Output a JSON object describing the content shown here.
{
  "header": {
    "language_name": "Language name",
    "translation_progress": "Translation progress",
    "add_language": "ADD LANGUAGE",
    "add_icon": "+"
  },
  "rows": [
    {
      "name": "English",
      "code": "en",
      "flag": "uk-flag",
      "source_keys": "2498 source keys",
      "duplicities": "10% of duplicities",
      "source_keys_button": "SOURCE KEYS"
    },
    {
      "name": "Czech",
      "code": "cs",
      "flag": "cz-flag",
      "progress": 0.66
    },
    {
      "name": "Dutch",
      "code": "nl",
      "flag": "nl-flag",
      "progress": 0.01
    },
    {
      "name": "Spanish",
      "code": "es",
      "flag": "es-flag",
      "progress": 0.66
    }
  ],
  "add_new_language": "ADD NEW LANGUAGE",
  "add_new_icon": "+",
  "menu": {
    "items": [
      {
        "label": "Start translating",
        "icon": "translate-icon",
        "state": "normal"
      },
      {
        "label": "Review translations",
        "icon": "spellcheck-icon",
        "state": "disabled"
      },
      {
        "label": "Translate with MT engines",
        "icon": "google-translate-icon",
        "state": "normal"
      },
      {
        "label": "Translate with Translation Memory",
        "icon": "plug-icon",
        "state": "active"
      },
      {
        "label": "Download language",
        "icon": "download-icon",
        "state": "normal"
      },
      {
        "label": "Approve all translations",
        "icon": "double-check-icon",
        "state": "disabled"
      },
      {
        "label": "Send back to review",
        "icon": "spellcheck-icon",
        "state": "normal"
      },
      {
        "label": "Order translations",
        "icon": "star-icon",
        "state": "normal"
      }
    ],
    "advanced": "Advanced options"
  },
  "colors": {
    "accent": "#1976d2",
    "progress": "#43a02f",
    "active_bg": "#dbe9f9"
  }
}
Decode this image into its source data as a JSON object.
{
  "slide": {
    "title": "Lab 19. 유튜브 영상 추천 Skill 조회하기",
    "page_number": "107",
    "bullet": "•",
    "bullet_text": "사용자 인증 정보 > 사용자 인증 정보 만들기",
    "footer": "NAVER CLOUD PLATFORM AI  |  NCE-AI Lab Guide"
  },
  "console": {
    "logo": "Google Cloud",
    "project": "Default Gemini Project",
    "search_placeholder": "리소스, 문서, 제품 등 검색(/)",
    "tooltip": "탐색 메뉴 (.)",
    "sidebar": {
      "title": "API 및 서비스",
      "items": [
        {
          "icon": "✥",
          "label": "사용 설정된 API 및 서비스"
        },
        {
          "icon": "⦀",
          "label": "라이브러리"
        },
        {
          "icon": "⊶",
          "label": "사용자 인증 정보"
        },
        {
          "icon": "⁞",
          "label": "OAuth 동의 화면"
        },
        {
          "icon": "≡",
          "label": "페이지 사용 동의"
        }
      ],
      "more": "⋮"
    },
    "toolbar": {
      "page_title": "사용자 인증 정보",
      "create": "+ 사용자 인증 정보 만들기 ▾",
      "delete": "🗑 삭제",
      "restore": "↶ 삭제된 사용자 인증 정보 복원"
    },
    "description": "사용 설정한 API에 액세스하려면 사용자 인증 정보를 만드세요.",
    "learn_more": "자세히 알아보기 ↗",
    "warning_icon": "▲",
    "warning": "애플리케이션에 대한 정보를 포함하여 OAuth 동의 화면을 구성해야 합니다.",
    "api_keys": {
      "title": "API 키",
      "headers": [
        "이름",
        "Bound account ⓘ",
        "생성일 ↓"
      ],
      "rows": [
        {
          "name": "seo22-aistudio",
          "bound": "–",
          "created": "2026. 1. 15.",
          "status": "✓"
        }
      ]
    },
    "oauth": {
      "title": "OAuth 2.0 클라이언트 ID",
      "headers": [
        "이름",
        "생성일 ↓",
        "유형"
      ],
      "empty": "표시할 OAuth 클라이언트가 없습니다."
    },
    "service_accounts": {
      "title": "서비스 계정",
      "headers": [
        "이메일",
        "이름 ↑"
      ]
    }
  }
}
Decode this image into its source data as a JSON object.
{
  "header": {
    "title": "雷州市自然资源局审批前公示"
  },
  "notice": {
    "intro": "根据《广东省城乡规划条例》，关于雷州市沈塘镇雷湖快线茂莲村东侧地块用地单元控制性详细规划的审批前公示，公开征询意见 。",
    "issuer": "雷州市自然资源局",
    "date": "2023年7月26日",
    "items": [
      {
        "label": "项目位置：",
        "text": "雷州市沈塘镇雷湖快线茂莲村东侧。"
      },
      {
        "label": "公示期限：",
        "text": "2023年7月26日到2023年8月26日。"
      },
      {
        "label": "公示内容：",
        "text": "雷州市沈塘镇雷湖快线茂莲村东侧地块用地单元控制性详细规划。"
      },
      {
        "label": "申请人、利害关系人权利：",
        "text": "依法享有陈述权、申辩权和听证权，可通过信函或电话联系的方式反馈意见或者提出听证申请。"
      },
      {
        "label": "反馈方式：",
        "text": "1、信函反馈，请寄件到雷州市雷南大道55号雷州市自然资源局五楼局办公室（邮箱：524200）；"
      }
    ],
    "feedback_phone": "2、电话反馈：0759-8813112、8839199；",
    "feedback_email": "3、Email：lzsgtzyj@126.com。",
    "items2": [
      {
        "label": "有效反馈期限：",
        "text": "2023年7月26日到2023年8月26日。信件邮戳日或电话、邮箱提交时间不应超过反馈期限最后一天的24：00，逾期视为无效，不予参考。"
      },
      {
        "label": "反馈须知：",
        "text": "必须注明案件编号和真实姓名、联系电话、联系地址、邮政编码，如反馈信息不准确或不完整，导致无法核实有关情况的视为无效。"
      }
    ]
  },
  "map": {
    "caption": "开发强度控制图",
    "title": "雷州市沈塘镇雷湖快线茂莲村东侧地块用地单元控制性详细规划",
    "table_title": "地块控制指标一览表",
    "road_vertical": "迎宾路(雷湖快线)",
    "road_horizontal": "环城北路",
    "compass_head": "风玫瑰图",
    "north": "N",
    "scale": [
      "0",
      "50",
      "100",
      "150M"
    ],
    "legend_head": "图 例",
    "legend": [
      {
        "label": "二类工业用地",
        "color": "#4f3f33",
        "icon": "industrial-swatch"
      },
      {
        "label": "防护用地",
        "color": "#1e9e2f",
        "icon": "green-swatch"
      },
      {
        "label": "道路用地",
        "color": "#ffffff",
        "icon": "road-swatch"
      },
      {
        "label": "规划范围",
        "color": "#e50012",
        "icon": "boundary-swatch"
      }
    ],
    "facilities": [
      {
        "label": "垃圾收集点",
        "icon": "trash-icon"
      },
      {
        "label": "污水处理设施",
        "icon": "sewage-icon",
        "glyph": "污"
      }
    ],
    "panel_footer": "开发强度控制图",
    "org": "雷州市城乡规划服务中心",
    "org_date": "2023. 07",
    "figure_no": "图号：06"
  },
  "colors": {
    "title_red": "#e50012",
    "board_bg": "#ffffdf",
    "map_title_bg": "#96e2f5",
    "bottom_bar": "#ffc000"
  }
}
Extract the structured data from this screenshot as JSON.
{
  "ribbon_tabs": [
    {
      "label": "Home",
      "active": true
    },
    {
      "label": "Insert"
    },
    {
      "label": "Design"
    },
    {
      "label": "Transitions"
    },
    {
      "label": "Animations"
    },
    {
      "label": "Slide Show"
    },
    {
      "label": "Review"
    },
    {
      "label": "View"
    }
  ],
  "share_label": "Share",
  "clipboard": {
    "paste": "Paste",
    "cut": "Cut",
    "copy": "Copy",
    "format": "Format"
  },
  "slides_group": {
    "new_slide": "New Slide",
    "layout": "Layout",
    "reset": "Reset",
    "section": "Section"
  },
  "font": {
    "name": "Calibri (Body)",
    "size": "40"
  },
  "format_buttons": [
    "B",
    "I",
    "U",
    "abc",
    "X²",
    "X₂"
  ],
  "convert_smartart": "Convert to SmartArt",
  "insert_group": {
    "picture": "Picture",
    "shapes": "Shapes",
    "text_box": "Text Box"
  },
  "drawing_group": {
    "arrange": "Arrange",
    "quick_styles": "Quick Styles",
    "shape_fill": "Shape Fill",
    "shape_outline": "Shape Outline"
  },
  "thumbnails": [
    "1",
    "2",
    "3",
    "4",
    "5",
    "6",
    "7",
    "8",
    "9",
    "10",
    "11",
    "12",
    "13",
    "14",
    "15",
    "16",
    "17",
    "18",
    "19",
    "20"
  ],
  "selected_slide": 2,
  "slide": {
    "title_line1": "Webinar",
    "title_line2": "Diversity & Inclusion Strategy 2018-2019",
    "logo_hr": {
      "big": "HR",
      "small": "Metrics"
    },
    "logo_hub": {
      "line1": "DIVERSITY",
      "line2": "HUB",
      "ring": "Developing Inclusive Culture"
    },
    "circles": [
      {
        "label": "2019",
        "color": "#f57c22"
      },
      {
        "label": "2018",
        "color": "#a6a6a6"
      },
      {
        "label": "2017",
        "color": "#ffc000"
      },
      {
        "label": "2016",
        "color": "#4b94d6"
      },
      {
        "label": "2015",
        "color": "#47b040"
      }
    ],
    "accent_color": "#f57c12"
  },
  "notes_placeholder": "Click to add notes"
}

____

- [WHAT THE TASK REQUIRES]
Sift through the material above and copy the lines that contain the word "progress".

- [ANSWER SPACE]
    "translation_progress": "Translation progress",
      "progress": 0.66
      "progress": 0.01
      "progress": 0.66
    "progress": "#43a02f",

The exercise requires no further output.